3. EBL – 30 days prior to export if more than 12 months old and when coming from non-EBL free countries/regions. All five countries, except Czech Republic, are free.
4. Bluetongue – importers have an option of vaccination plus testing, if they don’t want or are unable to comply with vaccination, plus 60 days wait or re-vaccination as per manufacturer’s recommendations. This is for all susceptible animals.
5. All animals must comply with many other requirements that provide reassurance of their health status.
Sheep and Goats must be tested prior to export:
• Rams for breeding have to be tested for Brucella ovis 30 days prior to export.
• Sheep and Goats have to comply with a scrapie monitoring scheme, if not they would be tested for scrapie prior to export.
• Bluetongue – importers have an option of vaccination plus testing if they don’t want or are unable to comply with vaccination plus 60 days wait or re-vaccination as per manufacturer’s recommendations.
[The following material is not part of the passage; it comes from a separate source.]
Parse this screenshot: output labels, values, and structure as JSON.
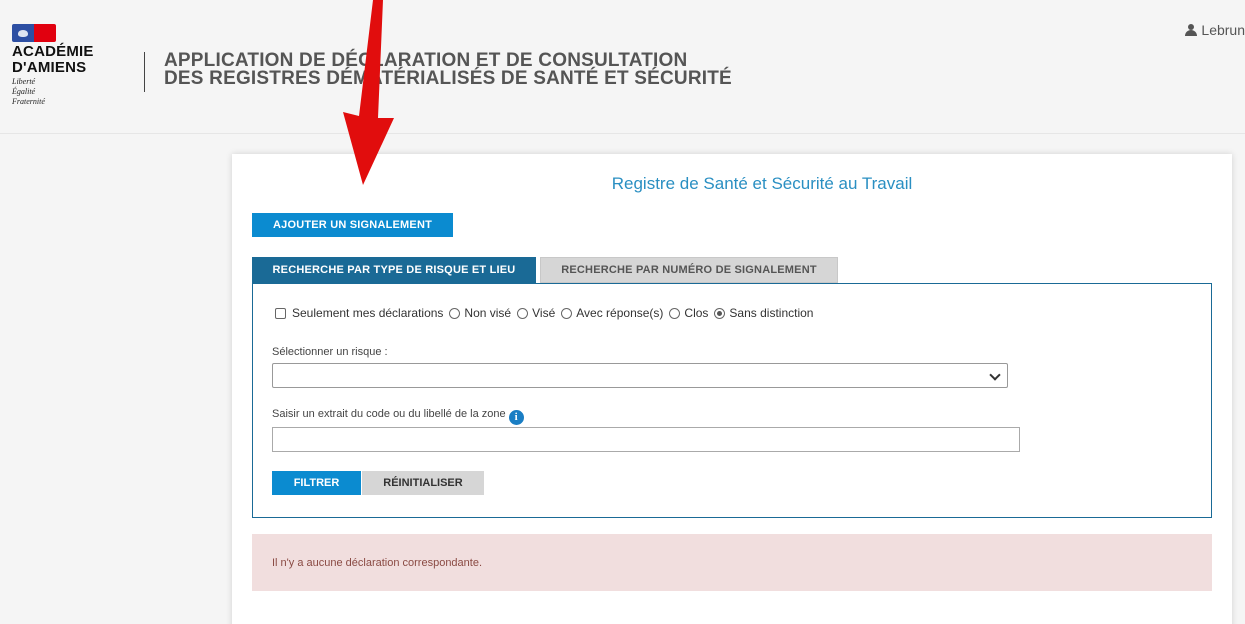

This for all susceptible animals.
6. All have to comply with many other requirements that provide reassurance of their health status.
SHEEP IMPORTS CASE STUDY
Steve Gibbons will be importing around 90 pedigree Beltex ewes this year. It’s something he’s been doing for the last 10 years as he continues to strengthen the flock’s genetics – and he says importing is a “very straightforward operation”.
“The import protocol is very strict, but that doesn’t mean it’s complicated,” says Mr Gibbons, who uses breed society agents in Belgium and Holland to select sheep on his behalf.
Well known for his successes at winter primestock shows, Steve runs 600 ewes at Llwynbrain Farm near Hay-on-Wye. As well as Beltex ewes, he’s also importing a batch of Charollais from France which will be used in his Beltex x Charollais-cross breeding programme.
His imported sheep undergo two Bluetongue tests and a maedi visna test before leaving for the UK. The tests take around 12 weeks to complete at a total cots of £45. On arrival in the UK the DVO is notified and is provided with the relevant documentation.
“We work closely with some excellent hauliers but have to make sure we plan the route precisely. The sheep have water available in transit but the wagon makes the trip over in one non-stop journey.
“I’ve never had any problems and provided you abide by all the rules and follow everything to the letter, importing isn’t difficult. And there’s no doubt that the standards of flock health in the countries we deal with are exceptionally high and the regulations breeders have to work with are even stricter than here in the UK,” says Mr Gibbons.